The home is now listed by Cliff Freeman of eXp Realty.
It is being sold without reserve, with an asking price of $3.5 million.
“The asking price is a good guide for what it would take to buy this house, prior to auction,” says Chmielewski.
“I absolutely adore the artistic design of this home, which really highlights the natural beauty of the property. The first time I toured, I remember standing amongst the fruit trees, Japanese Maples, and Azaleas as a magnificent owl flew overhead. I knew this place was special. It’s still hard to believe that such a peaceful setting exists in the heart of Dallas!” says Chmielewski.
It is not only the rare and coveted creek-side property location that makes the home so unique, the home design itself is classically modern.
“The house was designed to open up geometrically, as you approach it from the back,” said Rovinsky of the listing. “It’s a visual treat for the owners daily, and perfect for entertaining.”

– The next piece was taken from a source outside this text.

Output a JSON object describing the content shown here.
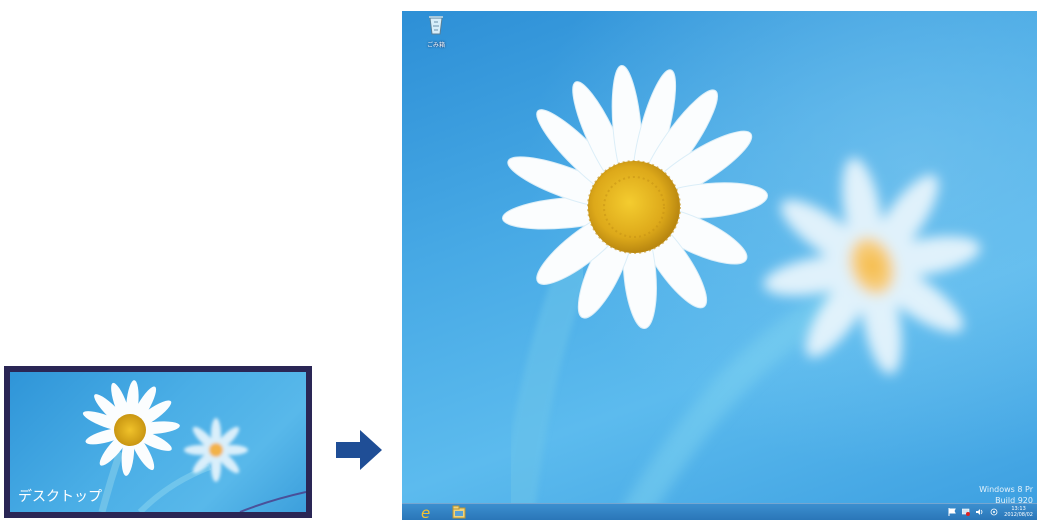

This remarkable one-of-a-kind masterpiece is completed by a creek and rocky pond, nestled among lush trees and abundant wildlife in a prestigious Preston Hollow area. Nearby amenities include the newly expanded Northaven Trail, Preston Royal, Preston Forest, Northpark, Galleria, and Valley View soon to be Midtown. And don’t be surprised if you see a critter or two on the lawn, nibbling the branches, basking in the sunlight, or running elegantly down the creek.
11332 East Ricks Circle is ideal for a family with children who appreciate the North Dallas footprint, and will make use of the many nearby private and public schools, or the individual executive who wishes for peace and tranquility at home without a long commute.
“It’s a true estate property, great for indoor-outdoor entertaining,” Rovinsky adds. “A two-acre creek lot in Dallas is incredibly difficult, in fact almost impossible, to find.”
Almost as impossible as buying a $3.5 million home, once listed for way more, and getting it for a steal at auction.